One of the two Omega 707-300 Tankers crashed today at NTD (NAS Point Mugu, Port Hueneme, CA). N707AR (c/n 20029 l/n 790), their 707-321B, crashed on its take-off roll this afternoon. Thankfully, all three crew members escaped the classic Boeing before flames enveloped the airframe.
It was initially reported that N707MQ in various media circles was the 707-300B involved, but the National Transportation Safety Board (NTSB) stated in their preliminary report that it was N707AR.
20029/790 was originally delivered to Pan American Airways (PA/PAA) in March 1969 as N892PA
, named "Clipper Star King". In March 1983, it was leased to Global International Airlines

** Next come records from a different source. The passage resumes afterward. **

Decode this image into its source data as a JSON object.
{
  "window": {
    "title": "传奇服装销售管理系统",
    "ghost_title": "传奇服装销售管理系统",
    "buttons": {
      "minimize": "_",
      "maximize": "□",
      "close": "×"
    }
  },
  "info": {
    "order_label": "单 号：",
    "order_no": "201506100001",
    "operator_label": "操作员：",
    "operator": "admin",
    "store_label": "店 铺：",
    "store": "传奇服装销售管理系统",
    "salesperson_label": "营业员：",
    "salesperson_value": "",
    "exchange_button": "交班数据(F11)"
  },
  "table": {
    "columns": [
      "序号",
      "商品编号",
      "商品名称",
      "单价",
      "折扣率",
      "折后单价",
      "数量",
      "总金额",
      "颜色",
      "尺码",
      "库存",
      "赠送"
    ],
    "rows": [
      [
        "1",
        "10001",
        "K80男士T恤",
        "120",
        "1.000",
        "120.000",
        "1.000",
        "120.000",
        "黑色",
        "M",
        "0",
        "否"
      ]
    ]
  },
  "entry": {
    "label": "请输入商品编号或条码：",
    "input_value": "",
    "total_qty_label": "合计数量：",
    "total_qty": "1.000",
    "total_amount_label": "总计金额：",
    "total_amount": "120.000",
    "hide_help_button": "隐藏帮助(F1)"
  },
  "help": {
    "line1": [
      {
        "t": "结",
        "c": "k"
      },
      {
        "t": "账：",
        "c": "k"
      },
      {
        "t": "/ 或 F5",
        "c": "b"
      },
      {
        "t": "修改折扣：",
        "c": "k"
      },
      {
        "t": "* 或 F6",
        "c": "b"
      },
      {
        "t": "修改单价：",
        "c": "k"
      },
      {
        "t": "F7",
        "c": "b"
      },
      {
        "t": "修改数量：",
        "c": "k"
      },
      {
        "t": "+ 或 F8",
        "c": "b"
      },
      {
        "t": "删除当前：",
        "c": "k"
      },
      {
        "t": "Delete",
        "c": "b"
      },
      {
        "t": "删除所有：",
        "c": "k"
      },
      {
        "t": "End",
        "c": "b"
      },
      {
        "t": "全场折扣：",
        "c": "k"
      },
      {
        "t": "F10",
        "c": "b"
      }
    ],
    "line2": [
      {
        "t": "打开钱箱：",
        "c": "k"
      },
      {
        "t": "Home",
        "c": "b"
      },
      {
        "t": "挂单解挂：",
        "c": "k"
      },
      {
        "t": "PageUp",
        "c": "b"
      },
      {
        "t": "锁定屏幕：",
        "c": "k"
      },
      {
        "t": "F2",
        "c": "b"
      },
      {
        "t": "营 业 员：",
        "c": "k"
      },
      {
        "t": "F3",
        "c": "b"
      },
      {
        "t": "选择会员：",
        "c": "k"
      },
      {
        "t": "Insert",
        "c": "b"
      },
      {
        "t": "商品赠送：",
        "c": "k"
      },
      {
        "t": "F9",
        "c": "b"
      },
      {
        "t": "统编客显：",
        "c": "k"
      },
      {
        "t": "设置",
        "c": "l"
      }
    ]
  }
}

, and re-posessed six months later. In May 1984, it was acquired by Falcon Aircraft Conversions, and re-registered as N729Q, where it was leased to Skystar International (June 86 - June 87), National Express (June 87 - June 88), and PLUNA (June 88 - June 95). JARO, a Hungarian airline, acquired it in June 95, and registered it as EL-AKS. Finally, it was sold to Omega Tanker in June 96, and registered as N707AR, and modified as a drogue-type aerial refueler, that was commonly seen accompanying US Navy and US Marine fighter aircraft.
On a personal note, I was privileged to take a tour of N707AR, back in November 2004, when it was parked on Hard Stand A (South Ramp). The above photo was taken before we boarded the 707. Except for the drogue release port and the hush-kitted JT3Ds, it looked like a 707 from back-in-the-day. The interior had been re-fitted with the '70s-'80s style overhead bins, and most of the coach seats were removed, though a several first class seats were still there. It was definitely a "chicken-skin" moment to set foot on a 707 again after 32 years after my first flight as a nine-year-old, too bad we weren't able to go up with it while it was here ...
Article by NYC Aviation